There is also The seller thinks it’s French. It could be French or Edwardian English because jewelers in both countries made these types of pins. The auction has 4 days to go.

One of our authors, Miriam Slater, is selling this It is rare, it is real, and I’d get my hands on it if I could.

Choosing one amongst many beautiful things is so difficult. Mustn’t we just have them all.

कंघी

To have fun researching more items like these, please consult our Resource Library and these books:


Gold Jewellery of the Indonesian Archipelago

Calder Jewelry

Ethnic Jewellery and Adornment

Lalique Hair Combs and Tiaras

Victorian diamond brooches came with different settings, so they could be worn separately or together as a tiara. Art Nouveau brooches could also serve multiple purposes. Indeed, some were designed as a tiara and ended up as a brooch. Such is the case with this bee-and-flower ornament designed by Rene Lalique in 1905/6. A pencil-and-ink…Continue Reading

Auctions at Drouot: Art Nouveau Locusts — SOLD, for 141,000 euros

They jumped into history with no name. The auction curators at Drouot had no idea who made these realistic plique-a-jour enamel locusts with diamond lines, set in gold, so they estimated their value at 6500 euros. In the description, Drouot wondered if the locusts were destined to adorn a hairstyle or ornament a corsage. Even…Continue Reading

Lluís Masriera and Modernisme in Catalonia

Art Nouveau’s main ingredients were the Symbolists, who believed that art should reflect the truth indirectly as if in a dream; the flat perspective and strong colors of Japanese wood block prints; and Japanese organic forms and representations of nature. Out came the curvilinear forms of Art Nouveau, which lasted only 20 years (1890-1910). In…Continue Reading

Lalique Tiaras: From God to a Rooster’s Breakfast

The setting of gems is profound meditation. How can a tiara or crown give its wearer the verisimilitude of God on Earth? Rene Lalique couldn’t care less. He transformed the appearance of jewelry with new themes. Combining French Symbolist philosophy with ideas from Japanese art, he incorporated gem setting into raptors’ claws in this comb,…Continue Reading

Lalique’s Berenice Tiara

Although a revelation to some, Lalique designed tiaras for actresses other than Sarah Bernhardt.
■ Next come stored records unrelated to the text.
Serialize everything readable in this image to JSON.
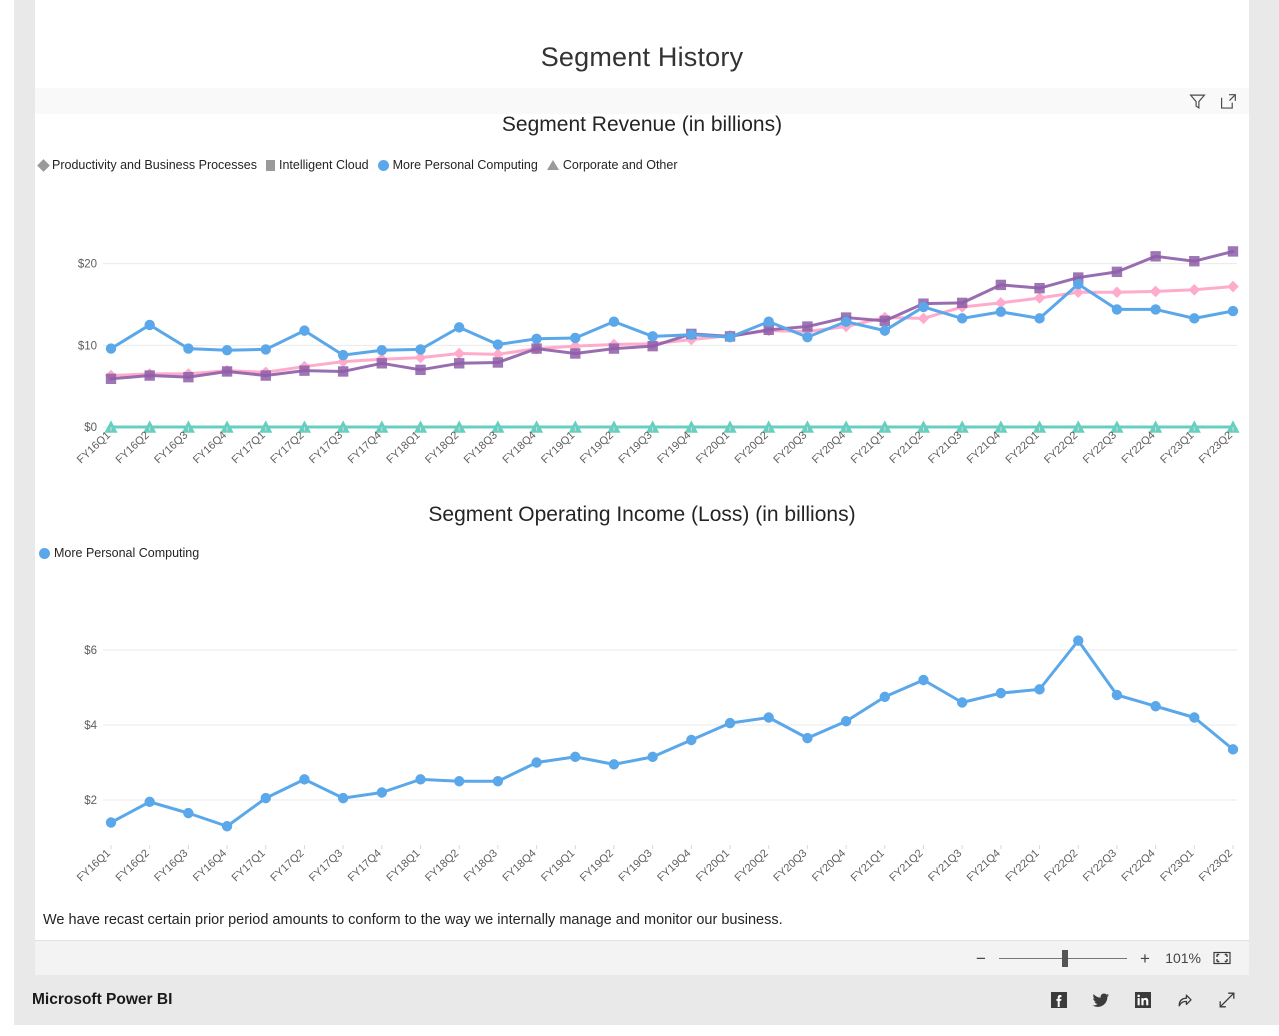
{
  "report": {
    "title": "Segment History",
    "footnote": "We have recast certain prior period amounts to conform to the way we internally manage and monitor our business."
  },
  "visual_header": {
    "filter_icon": "filter-funnel-icon",
    "focus_icon": "focus-mode-icon"
  },
  "zoom_bar": {
    "minus_label": "−",
    "plus_label": "+",
    "percent": "101%",
    "fit_icon": "fit-to-page-icon"
  },
  "footer": {
    "brand": "Microsoft Power BI",
    "icons": [
      "facebook-icon",
      "twitter-icon",
      "linkedin-icon",
      "share-icon",
      "expand-icon"
    ]
  },
  "colors": {
    "productivity": "#FFABCB",
    "intelligent_cloud": "#8E5EA8",
    "more_personal_computing": "#5AA7EA",
    "corporate_other": "#67CFC0",
    "gridline": "#EAEAEA",
    "axis_text": "#605E5C",
    "panel_bg": "#FFFFFF",
    "rail_bg": "#E9E9E9",
    "footer_bg": "#E9E9E9"
  },
  "chart_data": [
    {
      "type": "line",
      "title": "Segment Revenue (in billions)",
      "xlabel": "",
      "ylabel": "",
      "ylim": [
        0,
        24
      ],
      "yticks": [
        0,
        10,
        20
      ],
      "ytick_labels": [
        "$0",
        "$10",
        "$20"
      ],
      "grid": true,
      "legend_position": "top-left",
      "categories": [
        "FY16Q1",
        "FY16Q2",
        "FY16Q3",
        "FY16Q4",
        "FY17Q1",
        "FY17Q2",
        "FY17Q3",
        "FY17Q4",
        "FY18Q1",
        "FY18Q2",
        "FY18Q3",
        "FY18Q4",
        "FY19Q1",
        "FY19Q2",
        "FY19Q3",
        "FY19Q4",
        "FY20Q1",
        "FY20Q2",
        "FY20Q3",
        "FY20Q4",
        "FY21Q1",
        "FY21Q2",
        "FY21Q3",
        "FY21Q4",
        "FY22Q1",
        "FY22Q2",
        "FY22Q3",
        "FY22Q4",
        "FY23Q1",
        "FY23Q2"
      ],
      "series": [
        {
          "name": "Productivity and Business Processes",
          "marker": "diamond",
          "color": "#FFABCB",
          "values": [
            6.3,
            6.5,
            6.5,
            6.9,
            6.7,
            7.4,
            8.0,
            8.3,
            8.5,
            9.0,
            8.9,
            9.6,
            9.9,
            10.1,
            10.2,
            10.7,
            11.2,
            11.8,
            11.7,
            11.8,
            12.3,
            13.4,
            13.3,
            14.7,
            15.9,
            15.8,
            16.5,
            16.5,
            16.5,
            16.6,
            17.0
          ],
          "plot_values": [
            6.3,
            6.5,
            6.5,
            6.9,
            6.7,
            7.4,
            8.0,
            8.3,
            8.5,
            9.0,
            8.9,
            9.6,
            9.9,
            10.1,
            10.2,
            10.7,
            11.2,
            11.8,
            11.7,
            12.3,
            13.4,
            13.3,
            14.7,
            15.2,
            15.8,
            16.5,
            16.5,
            16.6,
            16.8,
            17.2
          ]
        },
        {
          "name": "Intelligent Cloud",
          "marker": "square",
          "color": "#8E5EA8",
          "values": [
            5.9,
            6.3,
            6.1,
            6.8,
            6.3,
            6.9,
            6.8,
            7.8,
            7.0,
            7.8,
            7.9,
            9.6,
            9.0,
            9.6,
            9.9,
            11.4,
            11.1,
            11.9,
            12.3,
            13.4,
            13.0,
            15.1,
            15.2,
            17.4,
            17.0,
            18.3,
            19.0,
            20.9,
            20.3,
            21.5
          ],
          "plot_values": [
            5.9,
            6.3,
            6.1,
            6.8,
            6.3,
            6.9,
            6.8,
            7.8,
            7.0,
            7.8,
            7.9,
            9.6,
            9.0,
            9.6,
            9.9,
            11.4,
            11.1,
            11.9,
            12.3,
            13.4,
            13.0,
            15.1,
            15.2,
            17.4,
            17.0,
            18.3,
            19.0,
            20.9,
            20.3,
            21.5
          ]
        },
        {
          "name": "More Personal Computing",
          "marker": "circle",
          "color": "#5AA7EA",
          "values": [
            9.6,
            12.5,
            9.6,
            9.4,
            9.5,
            11.8,
            8.8,
            9.4,
            9.5,
            12.2,
            10.1,
            10.8,
            10.9,
            12.9,
            11.1,
            11.3,
            11.0,
            12.9,
            11.0,
            12.9,
            11.8,
            14.7,
            13.3,
            14.1,
            13.3,
            17.5,
            14.4,
            14.4,
            13.3,
            14.2
          ],
          "plot_values": [
            9.6,
            12.5,
            9.6,
            9.4,
            9.5,
            11.8,
            8.8,
            9.4,
            9.5,
            12.2,
            10.1,
            10.8,
            10.9,
            12.9,
            11.1,
            11.3,
            11.0,
            12.9,
            11.0,
            12.9,
            11.8,
            14.7,
            13.3,
            14.1,
            13.3,
            17.5,
            14.4,
            14.4,
            13.3,
            14.2
          ]
        },
        {
          "name": "Corporate and Other",
          "marker": "triangle",
          "color": "#67CFC0",
          "values": [
            0,
            0,
            0,
            0,
            0,
            0,
            0,
            0,
            0,
            0,
            0,
            0,
            0,
            0,
            0,
            0,
            0,
            0,
            0,
            0,
            0,
            0,
            0,
            0,
            0,
            0,
            0,
            0,
            0,
            0
          ],
          "plot_values": [
            0,
            0,
            0,
            0,
            0,
            0,
            0,
            0,
            0,
            0,
            0,
            0,
            0,
            0,
            0,
            0,
            0,
            0,
            0,
            0,
            0,
            0,
            0,
            0,
            0,
            0,
            0,
            0,
            0,
            0
          ]
        }
      ]
    },
    {
      "type": "line",
      "title": "Segment Operating Income (Loss) (in billions)",
      "xlabel": "",
      "ylabel": "",
      "ylim": [
        0.8,
        6.8
      ],
      "yticks": [
        2,
        4,
        6
      ],
      "ytick_labels": [
        "$2",
        "$4",
        "$6"
      ],
      "grid": true,
      "legend_position": "top-left",
      "categories": [
        "FY16Q1",
        "FY16Q2",
        "FY16Q3",
        "FY16Q4",
        "FY17Q1",
        "FY17Q2",
        "FY17Q3",
        "FY17Q4",
        "FY18Q1",
        "FY18Q2",
        "FY18Q3",
        "FY18Q4",
        "FY19Q1",
        "FY19Q2",
        "FY19Q3",
        "FY19Q4",
        "FY20Q1",
        "FY20Q2",
        "FY20Q3",
        "FY20Q4",
        "FY21Q1",
        "FY21Q2",
        "FY21Q3",
        "FY21Q4",
        "FY22Q1",
        "FY22Q2",
        "FY22Q3",
        "FY22Q4",
        "FY23Q1",
        "FY23Q2"
      ],
      "series": [
        {
          "name": "More Personal Computing",
          "marker": "circle",
          "color": "#5AA7EA",
          "values": [
            1.4,
            1.95,
            1.65,
            1.3,
            2.05,
            2.55,
            2.05,
            2.2,
            2.55,
            2.5,
            2.5,
            3.0,
            3.15,
            2.95,
            3.15,
            3.6,
            4.05,
            4.2,
            3.65,
            4.1,
            4.75,
            5.2,
            4.6,
            4.85,
            4.95,
            6.25,
            4.8,
            4.5,
            4.2,
            3.35
          ],
          "plot_values": [
            1.4,
            1.95,
            1.65,
            1.3,
            2.05,
            2.55,
            2.05,
            2.2,
            2.55,
            2.5,
            2.5,
            3.0,
            3.15,
            2.95,
            3.15,
            3.6,
            4.05,
            4.2,
            3.65,
            4.1,
            4.75,
            5.2,
            4.6,
            4.85,
            4.95,
            6.25,
            4.8,
            4.5,
            4.2,
            3.35
          ]
        }
      ]
    }
  ]
}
One of his most eloquent pieces was made for Julia Bartet, who starred in Jean Racine’s Bérénice at the Comédie-Française in 1893. The perfect material for theatre props, Lalique used an aluminum frame, which was shaped into lotus flowers and openwork…Continue Reading
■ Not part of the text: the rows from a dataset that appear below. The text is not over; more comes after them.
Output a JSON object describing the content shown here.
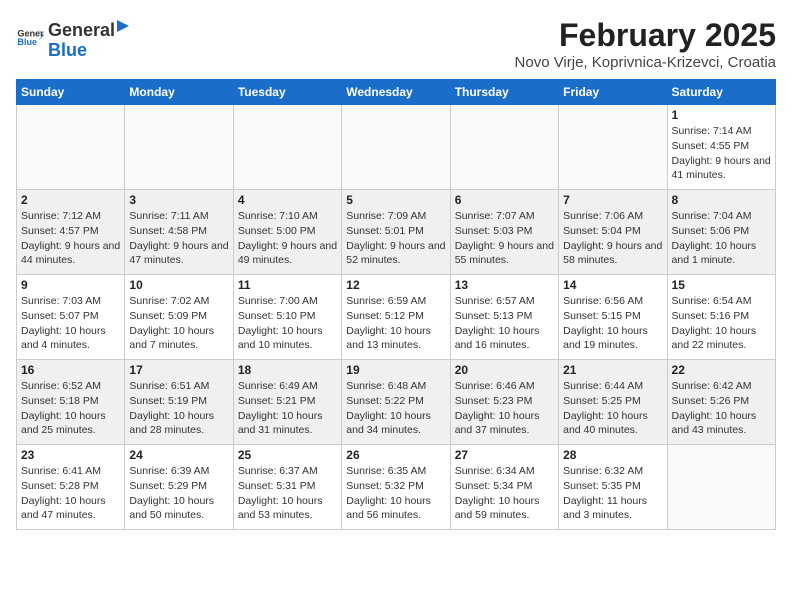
{
  "logo": {
    "general": "General",
    "blue": "Blue"
  },
  "title": "February 2025",
  "subtitle": "Novo Virje, Koprivnica-Krizevci, Croatia",
  "days_of_week": [
    "Sunday",
    "Monday",
    "Tuesday",
    "Wednesday",
    "Thursday",
    "Friday",
    "Saturday"
  ],
  "weeks": [
    [
      {
        "day": "",
        "info": ""
      },
      {
        "day": "",
        "info": ""
      },
      {
        "day": "",
        "info": ""
      },
      {
        "day": "",
        "info": ""
      },
      {
        "day": "",
        "info": ""
      },
      {
        "day": "",
        "info": ""
      },
      {
        "day": "1",
        "info": "Sunrise: 7:14 AM\nSunset: 4:55 PM\nDaylight: 9 hours and 41 minutes."
      }
    ],
    [
      {
        "day": "2",
        "info": "Sunrise: 7:12 AM\nSunset: 4:57 PM\nDaylight: 9 hours and 44 minutes."
      },
      {
        "day": "3",
        "info": "Sunrise: 7:11 AM\nSunset: 4:58 PM\nDaylight: 9 hours and 47 minutes."
      },
      {
        "day": "4",
        "info": "Sunrise: 7:10 AM\nSunset: 5:00 PM\nDaylight: 9 hours and 49 minutes."
      },
      {
        "day": "5",
        "info": "Sunrise: 7:09 AM\nSunset: 5:01 PM\nDaylight: 9 hours and 52 minutes."
      },
      {
        "day": "6",
        "info": "Sunrise: 7:07 AM\nSunset: 5:03 PM\nDaylight: 9 hours and 55 minutes."
      },
      {
        "day": "7",
        "info": "Sunrise: 7:06 AM\nSunset: 5:04 PM\nDaylight: 9 hours and 58 minutes."
      },
      {
        "day": "8",
        "info": "Sunrise: 7:04 AM\nSunset: 5:06 PM\nDaylight: 10 hours and 1 minute."
      }
    ],
    [
      {
        "day": "9",
        "info": "Sunrise: 7:03 AM\nSunset: 5:07 PM\nDaylight: 10 hours and 4 minutes."
      },
      {
        "day": "10",
        "info": "Sunrise: 7:02 AM\nSunset: 5:09 PM\nDaylight: 10 hours and 7 minutes."
      },
      {
        "day": "11",
        "info": "Sunrise: 7:00 AM\nSunset: 5:10 PM\nDaylight: 10 hours and 10 minutes."
      },
      {
        "day": "12",
        "info": "Sunrise: 6:59 AM\nSunset: 5:12 PM\nDaylight: 10 hours and 13 minutes."
      },
      {
        "day": "13",
        "info": "Sunrise: 6:57 AM\nSunset: 5:13 PM\nDaylight: 10 hours and 16 minutes."
      },
      {
        "day": "14",
        "info": "Sunrise: 6:56 AM\nSunset: 5:15 PM\nDaylight: 10 hours and 19 minutes."
      },
      {
        "day": "15",
        "info": "Sunrise: 6:54 AM\nSunset: 5:16 PM\nDaylight: 10 hours and 22 minutes."
      }
    ],
    [
      {
        "day": "16",
        "info": "Sunrise: 6:52 AM\nSunset: 5:18 PM\nDaylight: 10 hours and 25 minutes."
      },
      {
        "day": "17",
        "info": "Sunrise: 6:51 AM\nSunset: 5:19 PM\nDaylight: 10 hours and 28 minutes."
      },
      {
        "day": "18",
        "info": "Sunrise: 6:49 AM\nSunset: 5:21 PM\nDaylight: 10 hours and 31 minutes."
      },
      {
        "day": "19",
        "info": "Sunrise: 6:48 AM\nSunset: 5:22 PM\nDaylight: 10 hours and 34 minutes."
      },
      {
        "day": "20",
        "info": "Sunrise: 6:46 AM\nSunset: 5:23 PM\nDaylight: 10 hours and 37 minutes."
      },
      {
        "day": "21",
        "info": "Sunrise: 6:44 AM\nSunset: 5:25 PM\nDaylight: 10 hours and 40 minutes."
      },
      {
        "day": "22",
        "info": "Sunrise: 6:42 AM\nSunset: 5:26 PM\nDaylight: 10 hours and 43 minutes."
      }
    ],
    [
      {
        "day": "23",
        "info": "Sunrise: 6:41 AM\nSunset: 5:28 PM\nDaylight: 10 hours and 47 minutes."
      },
      {
        "day": "24",
        "info": "Sunrise: 6:39 AM\nSunset: 5:29 PM\nDaylight: 10 hours and 50 minutes."
      },
      {
        "day": "25",
        "info": "Sunrise: 6:37 AM\nSunset: 5:31 PM\nDaylight: 10 hours and 53 minutes."
      },
      {
        "day": "26",
        "info": "Sunrise: 6:35 AM\nSunset: 5:32 PM\nDaylight: 10 hours and 56 minutes."
      },
      {
        "day": "27",
        "info": "Sunrise: 6:34 AM\nSunset: 5:34 PM\nDaylight: 10 hours and 59 minutes."
      },
      {
        "day": "28",
        "info": "Sunrise: 6:32 AM\nSunset: 5:35 PM\nDaylight: 11 hours and 3 minutes."
      },
      {
        "day": "",
        "info": ""
      }
    ]
  ]
}
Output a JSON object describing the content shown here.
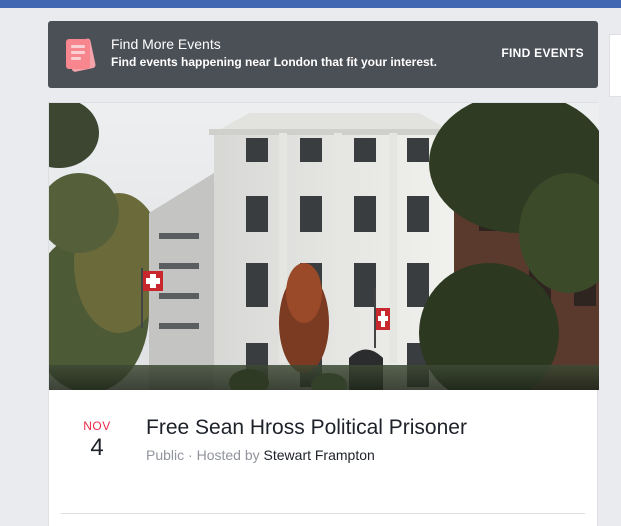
{
  "banner": {
    "title": "Find More Events",
    "subtitle": "Find events happening near London that fit your interest.",
    "cta": "FIND EVENTS",
    "icon": "ticket-icon",
    "bg_color": "#4b4f56",
    "icon_color": "#f7868e"
  },
  "event": {
    "month": "NOV",
    "day": "4",
    "title": "Free Sean Hross Political Prisoner",
    "privacy": "Public",
    "separator": " · ",
    "hosted_by_label": "Hosted by ",
    "host": "Stewart Frampton",
    "month_color": "#f02849"
  }
}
Mellerio dits Meller

Mellerio dits Meller is the oldest family-owned jewelry company in Europe, spanning 14 generations. In 1515, the first Mr. Mellerio left Italy for Paris because he heard there was opportunity there. His family started the company in 1613. As Jean-Baptiste Mellerio was vending his wares in front of the Château de Versailles, he attracted the…Continue Reading

Child & Child Tiara and Comb

In 1848, English painter William Holman Hunt founded the Pre-Raphaelite Brotherhood. They rejected what they considered to be the mechanistic approach of Mannerist artists, who came after Michelangelo and Raphael, for a more elegant, intensely colored, and sophisticated style. Mr. Hunt was a regular client of Child & Child (1880-1916), a jewelry firm known for…Continue Reading